“No,” I said. “Please listen, dude. I’m on the run from some incompetent men who want to take me to a government facility in the middle of the ocean. I need to look as unmeish as possible.”
“You know what,” he said, “I’ll humor you. But when I leave, you’d better also be scramming.”
“Right,” I said.
“You’re on the run?” he asked, to pass time, I guess. “Where are you from?” “Uh, Citrus, Texas,” I said.
“Well, you haven’t succeeded very well,” he told me. “You’re in Melon.” He took a drag on his cigarette and the smoke made me cough.
“Crap,” I said. “Well, there’s a whole suburb to search through. Dairy Queen is surely the last place they’ll suspect. What are you writing?” I grabbed his notebook and looked at the page.
Mundanity rules my life. I’m in the Dairy Queen currently, watching Edgar Thomas and
his two girlfriends. I’m in such deep a funk, I doubt I could sport any kind of arousal, though the
girls are hot. The door’s open, now, and a female has entered. She can’t be more than fifteen, but
she carries herself well. I wish I could carry myself well. I wish
“Mundanity isn’t a word,” I said. “And frankly, this really sucks.” “It’s my journal, you stupid bimbo,” he hissed.
“I’m a bimbo who carries herself well,” I said. “A fourteen-year-old bimbo, fyi.” He stood up and slid his beanie off my head. “Go bother someone else.”

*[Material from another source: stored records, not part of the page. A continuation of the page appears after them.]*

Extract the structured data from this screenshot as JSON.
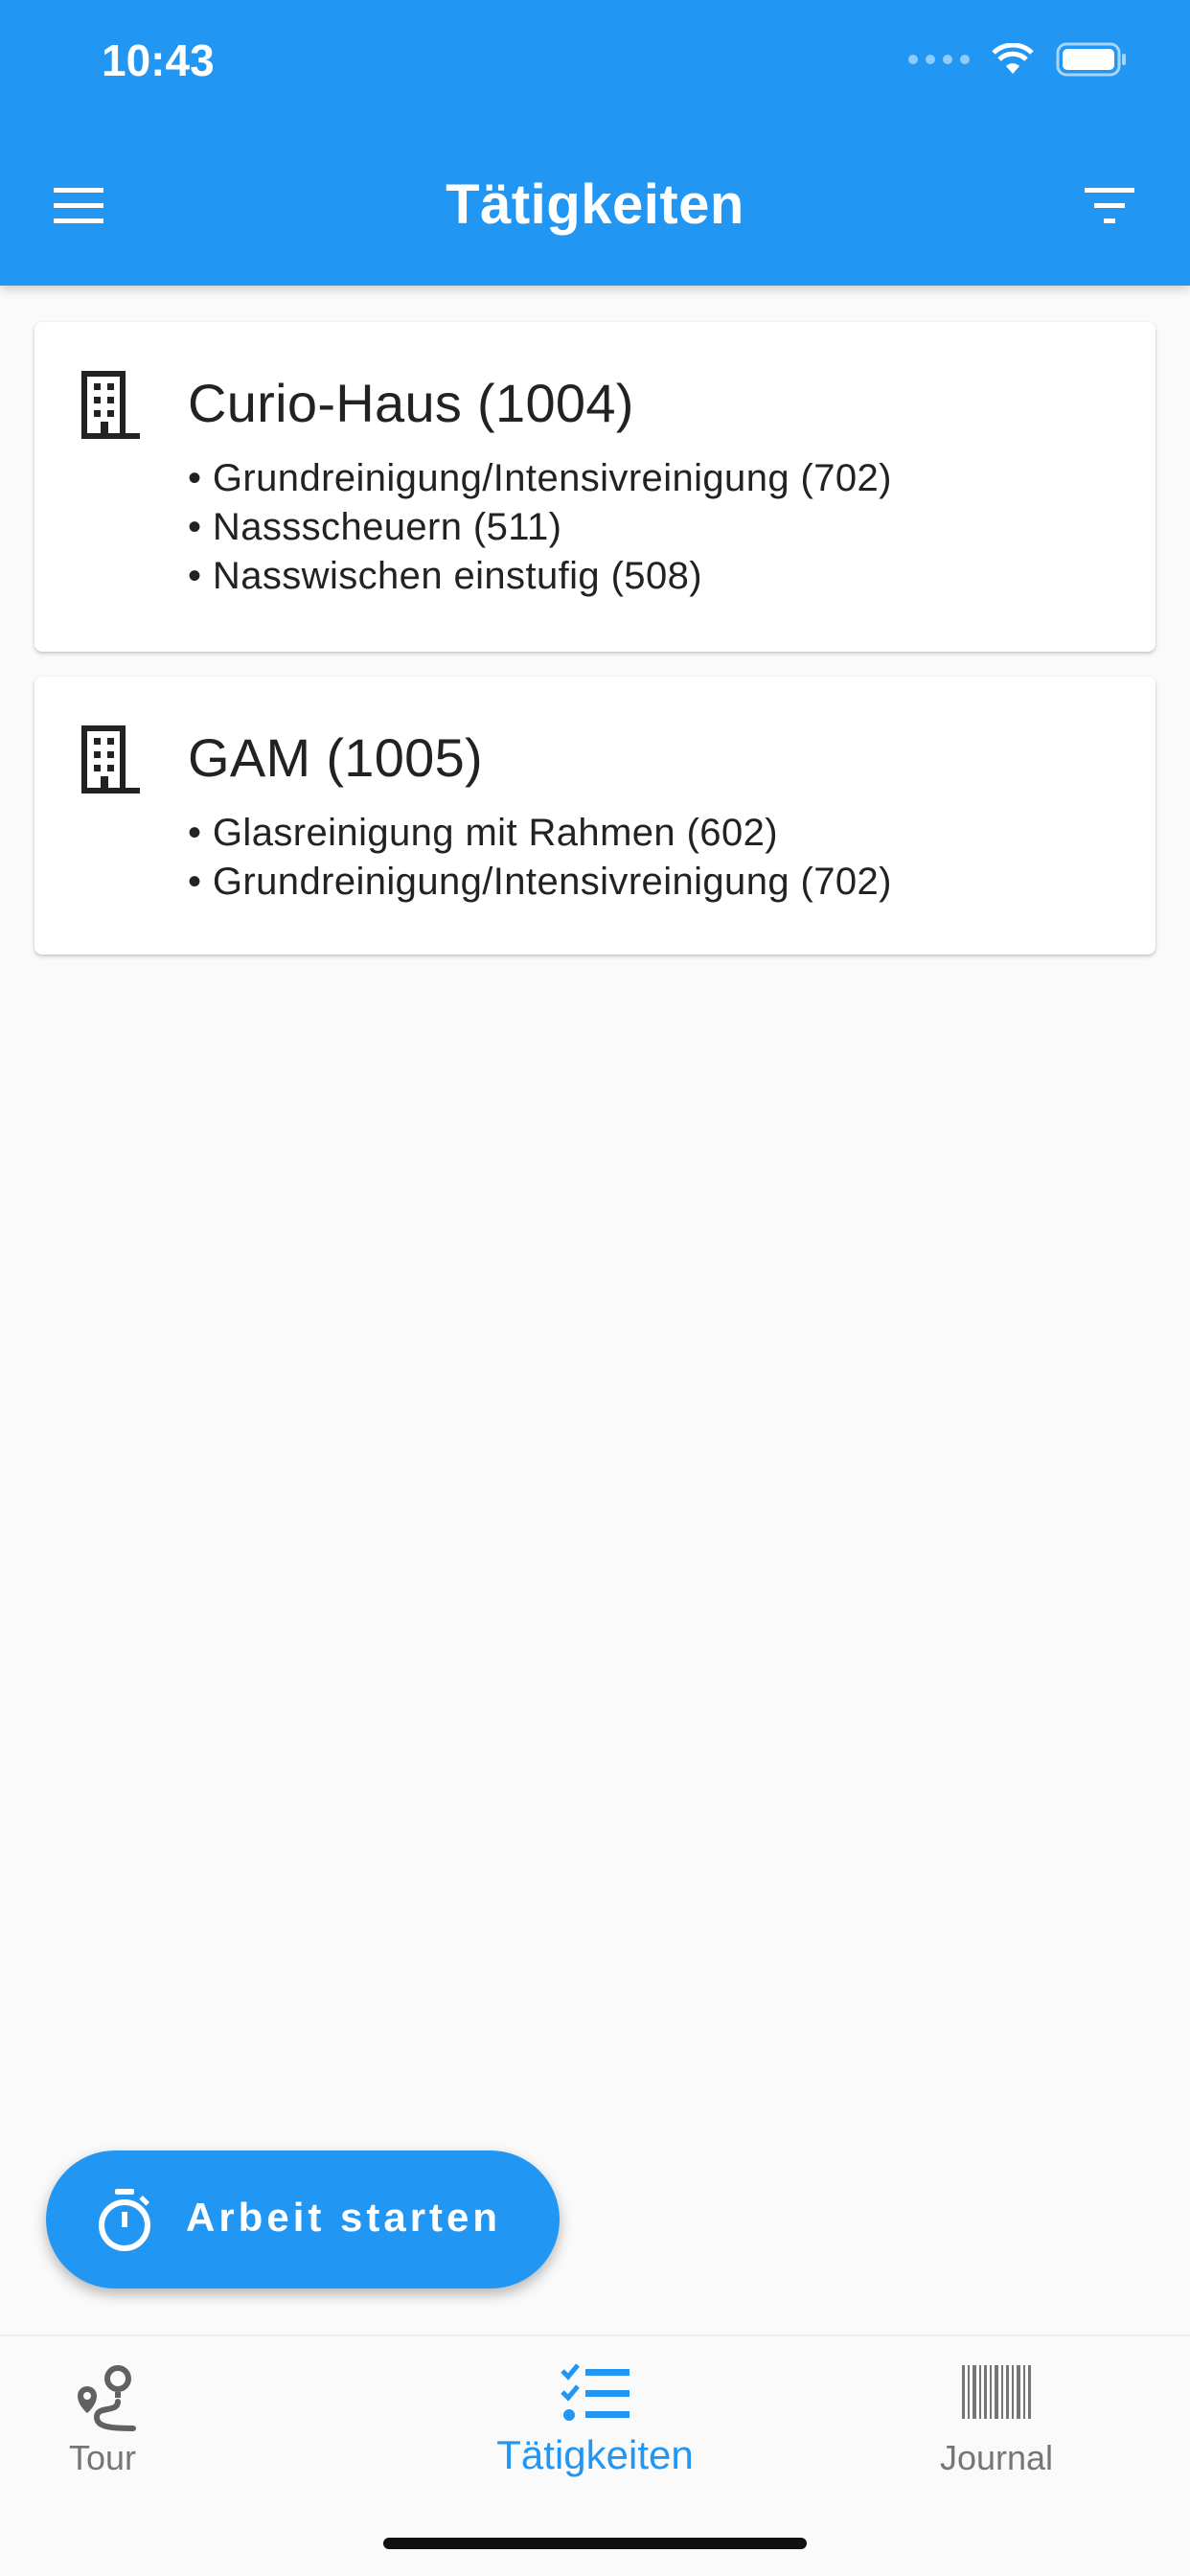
{
  "status_bar": {
    "time": "10:43"
  },
  "app_bar": {
    "title": "Tätigkeiten",
    "menu_icon": "menu-icon",
    "filter_icon": "filter-icon"
  },
  "locations": [
    {
      "title": "Curio-Haus (1004)",
      "icon": "building-icon",
      "tasks": [
        "Grundreinigung/Intensivreinigung (702)",
        "Nassscheuern (511)",
        "Nasswischen einstufig (508)"
      ]
    },
    {
      "title": "GAM (1005)",
      "icon": "building-icon",
      "tasks": [
        "Glasreinigung mit Rahmen (602)",
        "Grundreinigung/Intensivreinigung (702)"
      ]
    }
  ],
  "fab": {
    "label": "Arbeit starten",
    "icon": "timer-icon"
  },
  "bottom_nav": {
    "items": [
      {
        "label": "Tour",
        "icon": "route-icon",
        "active": false
      },
      {
        "label": "Tätigkeiten",
        "icon": "checklist-icon",
        "active": true
      },
      {
        "label": "Journal",
        "icon": "barcode-icon",
        "active": false
      }
    ]
  },
  "colors": {
    "primary": "#2196F3",
    "background": "#fafafa",
    "inactive": "#757575"
  }
}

I pouted, but complied, once again searching for victims and then deciding perhaps to visit a different location. I took the back streets (Melon is a trashy neighborhood), and came upon a little supermarket, where I peeked inside.
No! There were Phil and Steve now, discussing something with the clerk. I tried to escape, but Steve spotted me and without a head start, he’s a lot faster. I was thrown into the car again, this time handcuffed to the seat.
Milf waved. I groaned.